- Local sales agreements: The commission is allowing some forms of local ad sales agreements between competing stations in a market without prior approval where the stations maintain separate news, programming and ownership, and where the number of stations involved would not cross the Common Ownership Policy threshold. Local management agreements, which are more involved, still require CRTC approval, but the commission is being more lenient here too, and will consider allowing them for stations that are profitable, while before they were generally limited to those who were losing money.
Things that aren’t changing
While there are some interesting changes being made, the big story in all this is what’s staying the same. Most of the big rules about commercial radio are unchanged, to the chagrin of those in the industry who wanted fundamental widespread reform.
The CRTC has decided to maintain:
- The basic CanCon 35% quota (and 10% for specialty music)
- The 65% French music quota for French-language stations
- The 6% tangible benefit minimum (a de facto tax on the transfer of ownership of radio stations)
- The definition of markets
- The lack of specific quotas on local programming and local news
- Rules regarding the use of HD Radio (though a future proceeding could review them for all radio stations)
- A requirement for stations to ask permission before switching to or from a specialty format (including becoming a talk radio station)
- Rules regarding reporting requirements and deadlines to submit annual returns (which a lot of stations have trouble meeting because of delays in auditing)
Steve, do you know what the current CRTC regulations are with respect to the content on a licensed station’s HD channels. My reason for asking is the situation at CHAA-FM, a community FM radio station on 103.3 FM in Longueuil.
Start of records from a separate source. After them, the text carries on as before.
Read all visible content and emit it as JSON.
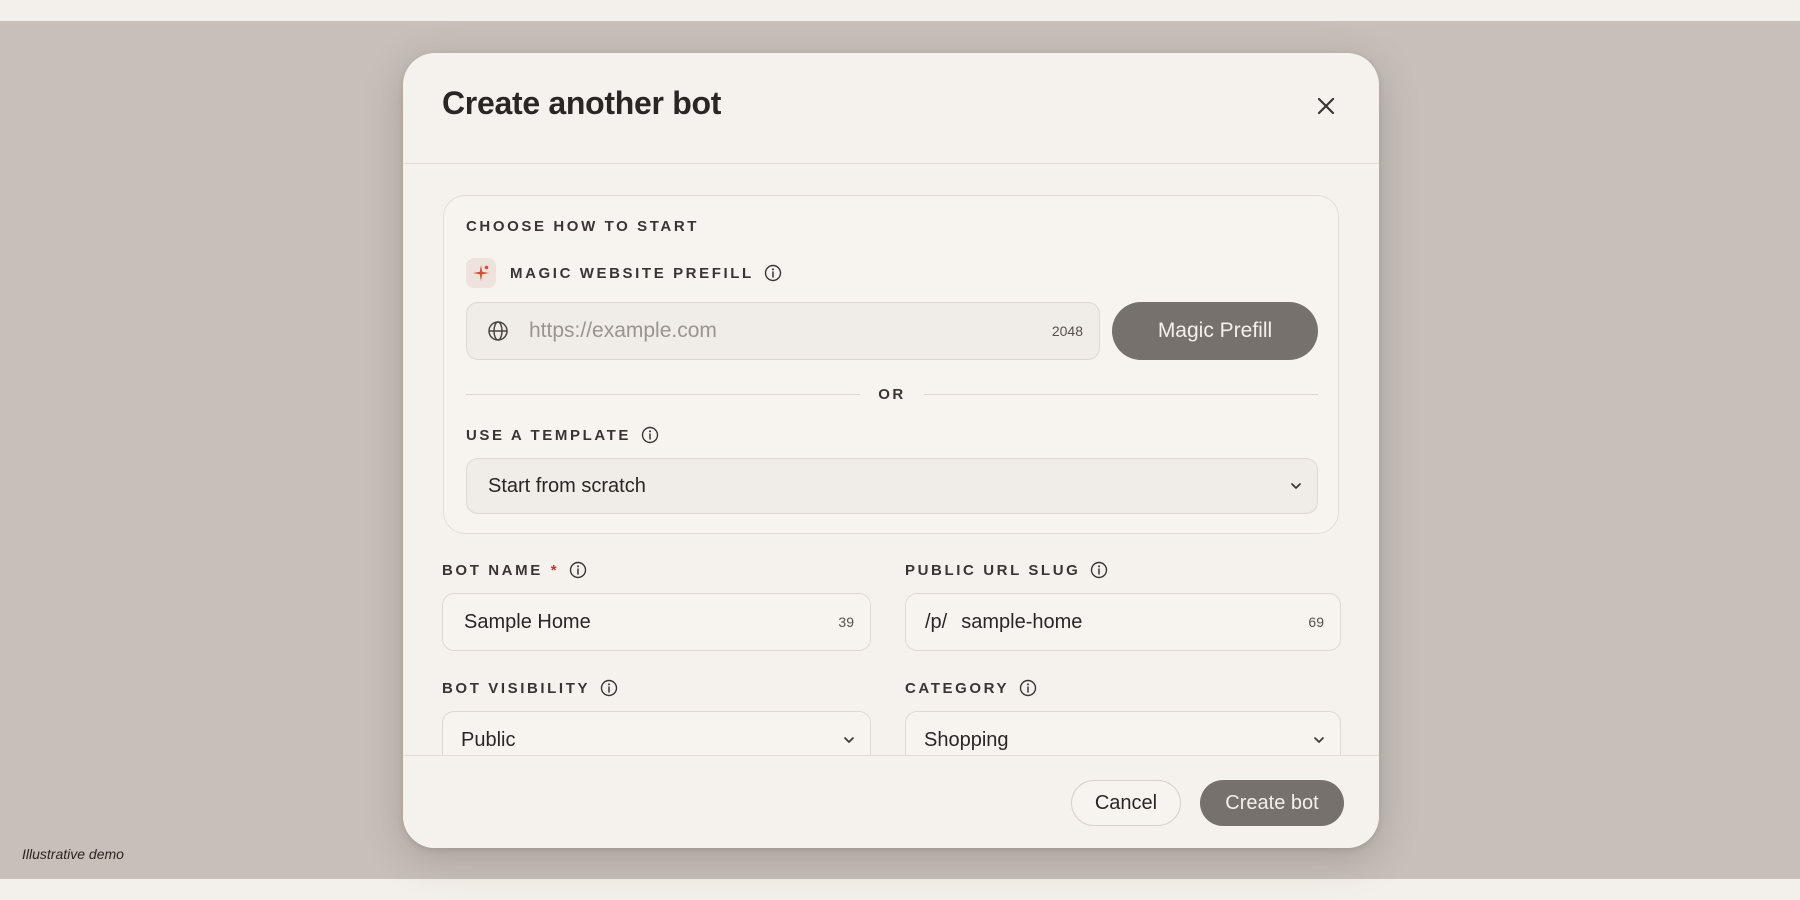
{
  "page": {
    "demo_note": "Illustrative demo"
  },
  "modal": {
    "title": "Create another bot",
    "close_icon": "close-icon"
  },
  "start": {
    "section_label": "CHOOSE HOW TO START",
    "prefill_label": "MAGIC WEBSITE PREFILL",
    "prefill_icon": "sparkle-icon",
    "url_placeholder": "https://example.com",
    "url_value": "",
    "url_counter": "2048",
    "magic_button": "Magic Prefill",
    "or_text": "OR",
    "template_label": "USE A TEMPLATE",
    "template_selected": "Start from scratch"
  },
  "form": {
    "bot_name_label": "BOT NAME",
    "required_mark": "*",
    "bot_name_value": "Sample Home",
    "bot_name_counter": "39",
    "slug_label": "PUBLIC URL SLUG",
    "slug_prefix": "/p/",
    "slug_value": "sample-home",
    "slug_counter": "69",
    "visibility_label": "BOT VISIBILITY",
    "visibility_selected": "Public",
    "category_label": "CATEGORY",
    "category_selected": "Shopping"
  },
  "footer": {
    "cancel_label": "Cancel",
    "create_label": "Create bot"
  },
  "colors": {
    "backdrop": "#c7bfba",
    "modal_bg": "#f5f2ee",
    "primary_button": "#77716d",
    "required": "#c0392b",
    "sparkle": "#c8553a"
  }
}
The station is using one of its HD channels for country music. It promotes the service as “Coyote New Country 103.3 HD2, and has a blurb on their webpage that says “Le New Country, un style musical qui gagne en popularité au Québec! A? ne pas confondre avec le Country classique, le New Country se distingue par une tonalite? joyeuse, voire festive! avec des accents rock… A? e?couter ici, sur Coyote New Country vous serez se?duit!”
A friend of mine has been checking the HD2 channel and has found that it seems to only play English songs and artists. They have a list of the Top 25 songs of the week posted on the webpage as well. All 25 of those songs are English songs by English artists.
Do the CRTC regulations for Canadian content and French music content not apply to a stations secondary HD channels?
The CRTC doesn’t really have regulations with regard to HD Radio, other than a requirement that stations inform the commission of what they do. It’s possible the commission could bring up its HD programming in the context of a licence renewal, but it doesn’t look like it violates any conditions of licence.
I think they are allowing stations to experiment and develop HD Radio.
I’m sure once HD Radio goes mainstream Canada. they’ll stick their dirty fingers into it.
It’s the Canadian way.
Mostly the CRTC didn’t change the things that don’t really matter but are “policy” and changed the things that do matter to allow insane levels of media concentration.
They regulate content and get all wrapped up in the CanCon life, but somehow can’t manage to deal with the issues of requirements for news rooms and content requirements that make radio more important, more relevant, and more local that most streaming.
They have once again allowed the very big players to dictate policy that makes them more money and gives Canadians less of what they need.